Items from a dataset:
================================
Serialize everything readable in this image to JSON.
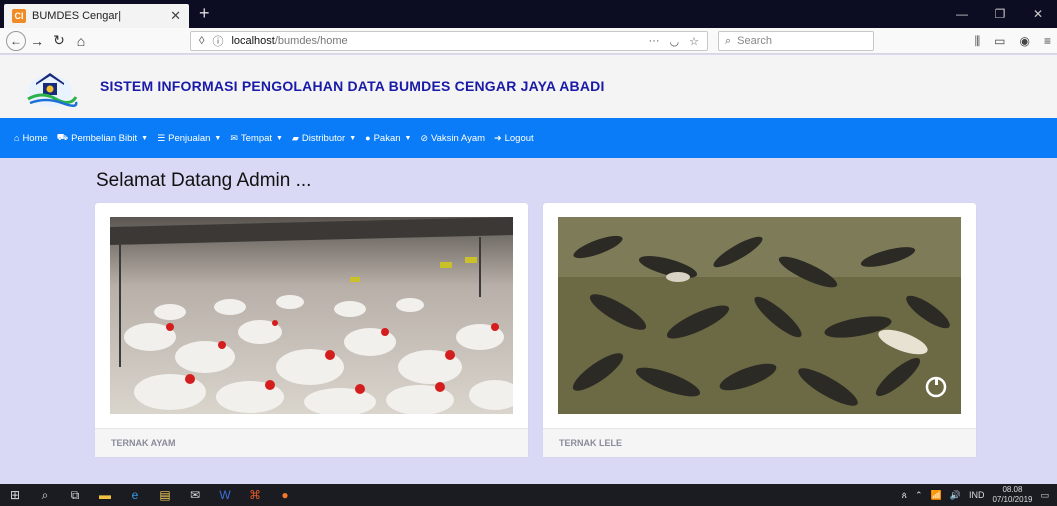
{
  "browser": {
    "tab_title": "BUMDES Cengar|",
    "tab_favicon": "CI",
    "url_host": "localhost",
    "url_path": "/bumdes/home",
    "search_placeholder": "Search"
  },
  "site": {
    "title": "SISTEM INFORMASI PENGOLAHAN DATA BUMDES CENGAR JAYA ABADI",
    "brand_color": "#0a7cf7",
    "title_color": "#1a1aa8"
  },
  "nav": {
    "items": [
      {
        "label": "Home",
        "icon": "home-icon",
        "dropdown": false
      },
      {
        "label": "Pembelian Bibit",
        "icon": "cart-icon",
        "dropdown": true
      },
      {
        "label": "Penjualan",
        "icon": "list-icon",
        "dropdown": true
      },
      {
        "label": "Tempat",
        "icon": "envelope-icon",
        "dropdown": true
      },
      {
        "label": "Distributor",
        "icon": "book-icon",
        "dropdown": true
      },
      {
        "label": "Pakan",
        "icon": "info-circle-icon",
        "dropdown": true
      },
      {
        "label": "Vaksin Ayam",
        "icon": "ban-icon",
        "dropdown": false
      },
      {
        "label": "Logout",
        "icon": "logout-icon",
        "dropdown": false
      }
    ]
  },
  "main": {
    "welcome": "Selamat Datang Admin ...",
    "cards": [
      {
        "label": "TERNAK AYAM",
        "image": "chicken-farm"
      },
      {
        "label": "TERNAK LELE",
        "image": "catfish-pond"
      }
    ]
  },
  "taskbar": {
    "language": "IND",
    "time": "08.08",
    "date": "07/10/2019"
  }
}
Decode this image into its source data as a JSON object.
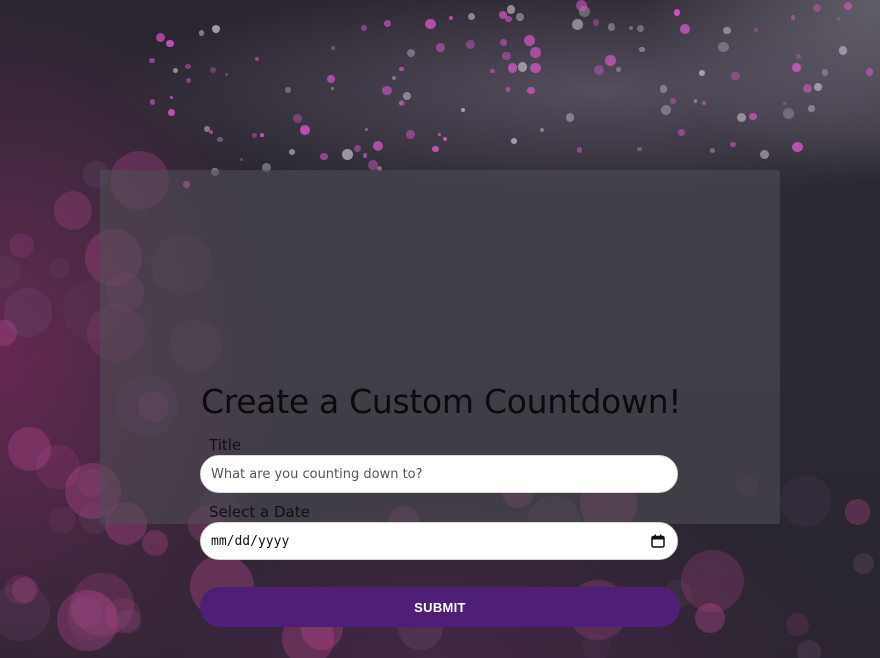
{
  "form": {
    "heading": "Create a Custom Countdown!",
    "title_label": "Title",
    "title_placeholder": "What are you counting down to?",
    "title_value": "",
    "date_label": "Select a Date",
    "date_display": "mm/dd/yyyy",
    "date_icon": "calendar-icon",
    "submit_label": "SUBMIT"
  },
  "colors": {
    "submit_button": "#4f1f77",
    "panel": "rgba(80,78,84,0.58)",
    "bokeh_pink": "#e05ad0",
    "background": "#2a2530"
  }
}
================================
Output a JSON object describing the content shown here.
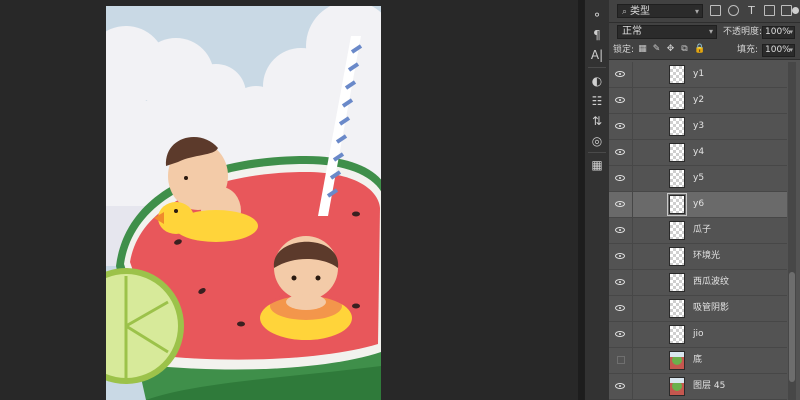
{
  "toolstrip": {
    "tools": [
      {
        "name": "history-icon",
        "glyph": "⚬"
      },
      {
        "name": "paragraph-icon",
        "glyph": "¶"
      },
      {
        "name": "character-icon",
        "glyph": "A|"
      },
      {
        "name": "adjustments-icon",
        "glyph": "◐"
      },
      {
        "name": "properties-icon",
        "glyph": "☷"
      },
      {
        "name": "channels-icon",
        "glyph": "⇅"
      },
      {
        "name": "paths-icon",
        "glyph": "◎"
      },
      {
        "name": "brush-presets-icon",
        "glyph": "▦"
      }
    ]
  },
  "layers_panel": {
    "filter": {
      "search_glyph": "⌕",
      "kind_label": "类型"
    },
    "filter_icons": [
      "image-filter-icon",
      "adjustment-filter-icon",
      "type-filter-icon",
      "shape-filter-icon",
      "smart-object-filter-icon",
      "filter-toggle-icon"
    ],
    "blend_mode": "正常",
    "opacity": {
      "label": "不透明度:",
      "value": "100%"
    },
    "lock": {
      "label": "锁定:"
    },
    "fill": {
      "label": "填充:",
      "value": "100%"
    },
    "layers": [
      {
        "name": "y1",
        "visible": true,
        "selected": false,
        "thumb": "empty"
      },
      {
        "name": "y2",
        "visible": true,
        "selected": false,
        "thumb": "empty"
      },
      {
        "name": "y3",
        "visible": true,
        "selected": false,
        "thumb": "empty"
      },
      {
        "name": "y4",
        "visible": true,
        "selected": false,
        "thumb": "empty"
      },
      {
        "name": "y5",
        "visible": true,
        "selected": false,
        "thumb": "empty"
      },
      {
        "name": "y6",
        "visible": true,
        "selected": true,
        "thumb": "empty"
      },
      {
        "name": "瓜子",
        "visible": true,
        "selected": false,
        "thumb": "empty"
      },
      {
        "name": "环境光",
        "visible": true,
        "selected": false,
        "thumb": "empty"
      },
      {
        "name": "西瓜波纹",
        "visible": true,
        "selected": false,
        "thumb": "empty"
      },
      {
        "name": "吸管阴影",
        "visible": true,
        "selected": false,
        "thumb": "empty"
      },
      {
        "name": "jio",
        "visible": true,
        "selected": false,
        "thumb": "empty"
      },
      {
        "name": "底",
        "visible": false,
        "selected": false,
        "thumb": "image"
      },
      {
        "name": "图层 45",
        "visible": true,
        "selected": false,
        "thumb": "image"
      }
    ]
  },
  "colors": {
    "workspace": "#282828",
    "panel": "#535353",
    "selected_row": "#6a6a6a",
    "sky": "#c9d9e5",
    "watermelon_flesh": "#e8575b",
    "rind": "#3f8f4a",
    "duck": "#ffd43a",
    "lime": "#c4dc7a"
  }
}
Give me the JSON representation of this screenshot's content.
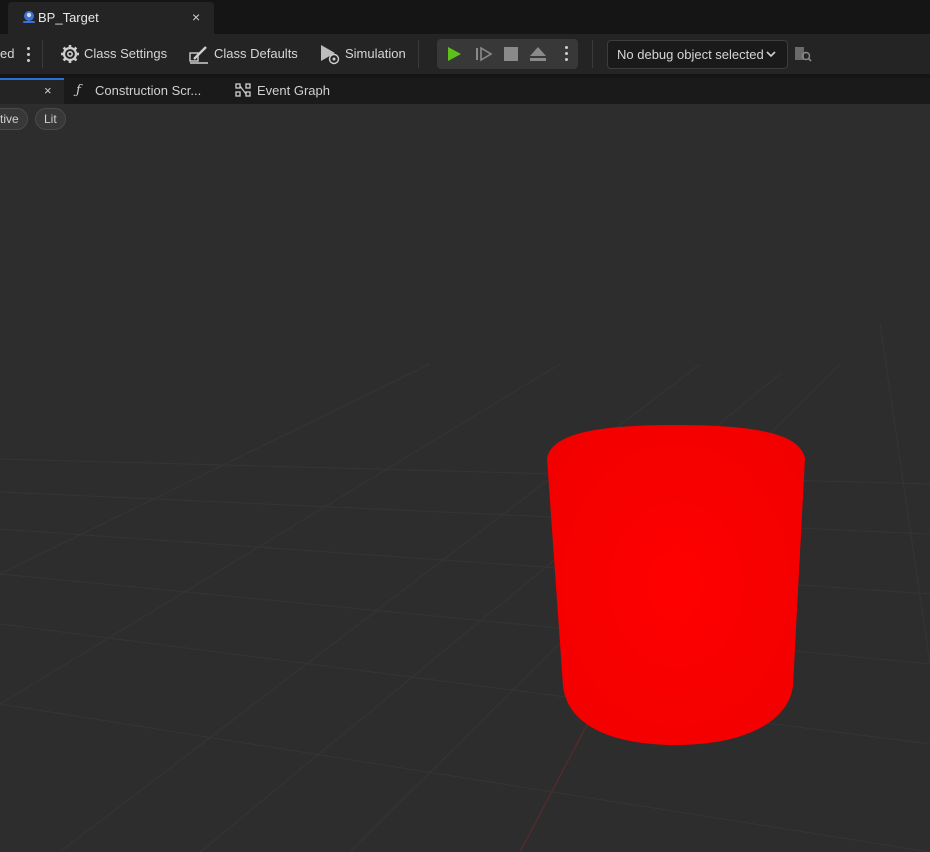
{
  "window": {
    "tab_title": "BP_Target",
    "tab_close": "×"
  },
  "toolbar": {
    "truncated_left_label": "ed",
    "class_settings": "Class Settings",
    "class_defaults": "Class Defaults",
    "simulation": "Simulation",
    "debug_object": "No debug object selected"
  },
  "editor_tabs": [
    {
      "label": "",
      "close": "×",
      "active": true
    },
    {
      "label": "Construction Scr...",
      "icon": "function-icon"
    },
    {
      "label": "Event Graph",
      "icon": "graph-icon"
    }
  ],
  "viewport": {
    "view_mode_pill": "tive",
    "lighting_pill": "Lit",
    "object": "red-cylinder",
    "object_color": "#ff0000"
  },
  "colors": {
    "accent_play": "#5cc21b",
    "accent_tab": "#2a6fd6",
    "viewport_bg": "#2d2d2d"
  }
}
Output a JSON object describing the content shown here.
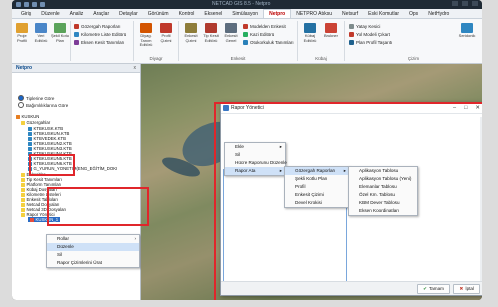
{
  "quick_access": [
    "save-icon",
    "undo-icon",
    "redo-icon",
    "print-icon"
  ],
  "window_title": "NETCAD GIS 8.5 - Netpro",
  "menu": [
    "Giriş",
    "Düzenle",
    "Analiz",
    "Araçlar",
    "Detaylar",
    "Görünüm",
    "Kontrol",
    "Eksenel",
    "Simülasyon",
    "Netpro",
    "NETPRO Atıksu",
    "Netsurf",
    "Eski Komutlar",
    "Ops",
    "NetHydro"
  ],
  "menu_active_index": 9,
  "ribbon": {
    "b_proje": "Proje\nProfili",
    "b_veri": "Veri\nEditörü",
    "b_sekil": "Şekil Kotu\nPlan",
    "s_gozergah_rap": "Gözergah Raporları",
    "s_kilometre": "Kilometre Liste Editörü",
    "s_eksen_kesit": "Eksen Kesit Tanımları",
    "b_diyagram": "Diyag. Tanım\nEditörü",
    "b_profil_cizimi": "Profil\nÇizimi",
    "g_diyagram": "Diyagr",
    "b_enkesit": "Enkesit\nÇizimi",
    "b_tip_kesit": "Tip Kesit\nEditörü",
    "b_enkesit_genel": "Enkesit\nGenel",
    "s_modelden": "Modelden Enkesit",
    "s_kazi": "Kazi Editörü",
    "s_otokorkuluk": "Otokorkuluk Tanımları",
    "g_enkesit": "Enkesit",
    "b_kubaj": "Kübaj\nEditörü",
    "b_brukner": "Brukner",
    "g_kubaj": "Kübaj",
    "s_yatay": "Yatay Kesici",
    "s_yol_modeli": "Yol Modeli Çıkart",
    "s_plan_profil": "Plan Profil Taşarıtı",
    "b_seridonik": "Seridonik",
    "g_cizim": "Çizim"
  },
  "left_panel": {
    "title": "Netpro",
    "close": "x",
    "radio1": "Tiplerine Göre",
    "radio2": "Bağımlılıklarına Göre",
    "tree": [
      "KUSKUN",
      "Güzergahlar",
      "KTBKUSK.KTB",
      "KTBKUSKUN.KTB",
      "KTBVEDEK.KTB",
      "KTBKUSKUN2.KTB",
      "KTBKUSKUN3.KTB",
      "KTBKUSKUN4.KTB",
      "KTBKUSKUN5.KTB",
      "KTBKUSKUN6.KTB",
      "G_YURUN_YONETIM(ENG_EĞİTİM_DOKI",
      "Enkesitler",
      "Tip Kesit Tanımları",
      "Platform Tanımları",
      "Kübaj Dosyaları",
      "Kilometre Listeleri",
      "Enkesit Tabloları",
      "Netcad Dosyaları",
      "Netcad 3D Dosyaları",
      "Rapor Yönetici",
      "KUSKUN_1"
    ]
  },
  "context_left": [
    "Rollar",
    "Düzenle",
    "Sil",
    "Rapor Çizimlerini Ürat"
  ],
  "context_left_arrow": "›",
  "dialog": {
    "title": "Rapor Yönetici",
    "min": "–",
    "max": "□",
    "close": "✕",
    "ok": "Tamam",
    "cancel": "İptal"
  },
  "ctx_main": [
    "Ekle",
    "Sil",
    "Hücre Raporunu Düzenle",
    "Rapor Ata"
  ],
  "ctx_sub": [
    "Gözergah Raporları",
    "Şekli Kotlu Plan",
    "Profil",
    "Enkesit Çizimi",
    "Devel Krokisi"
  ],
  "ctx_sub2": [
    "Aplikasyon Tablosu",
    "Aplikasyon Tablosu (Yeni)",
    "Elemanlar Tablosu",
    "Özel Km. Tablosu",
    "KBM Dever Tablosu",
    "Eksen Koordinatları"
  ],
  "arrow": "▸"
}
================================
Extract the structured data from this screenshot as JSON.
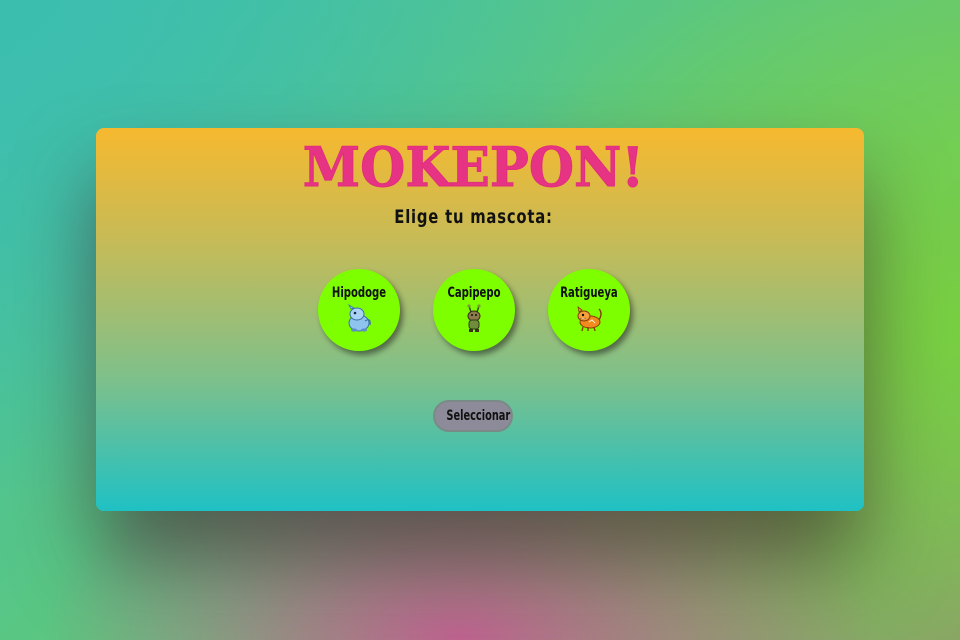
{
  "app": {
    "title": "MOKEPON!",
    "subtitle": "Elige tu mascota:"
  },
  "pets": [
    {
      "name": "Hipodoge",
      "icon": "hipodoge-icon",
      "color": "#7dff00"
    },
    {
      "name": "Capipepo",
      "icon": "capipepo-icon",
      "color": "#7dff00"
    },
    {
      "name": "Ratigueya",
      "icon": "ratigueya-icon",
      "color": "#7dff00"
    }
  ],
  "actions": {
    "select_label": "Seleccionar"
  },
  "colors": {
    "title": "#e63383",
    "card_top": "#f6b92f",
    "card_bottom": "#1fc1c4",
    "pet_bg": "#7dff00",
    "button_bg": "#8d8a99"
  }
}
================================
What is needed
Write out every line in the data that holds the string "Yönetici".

Answer section
      "Rapor Yönetici",
    "title": "Rapor Yönetici",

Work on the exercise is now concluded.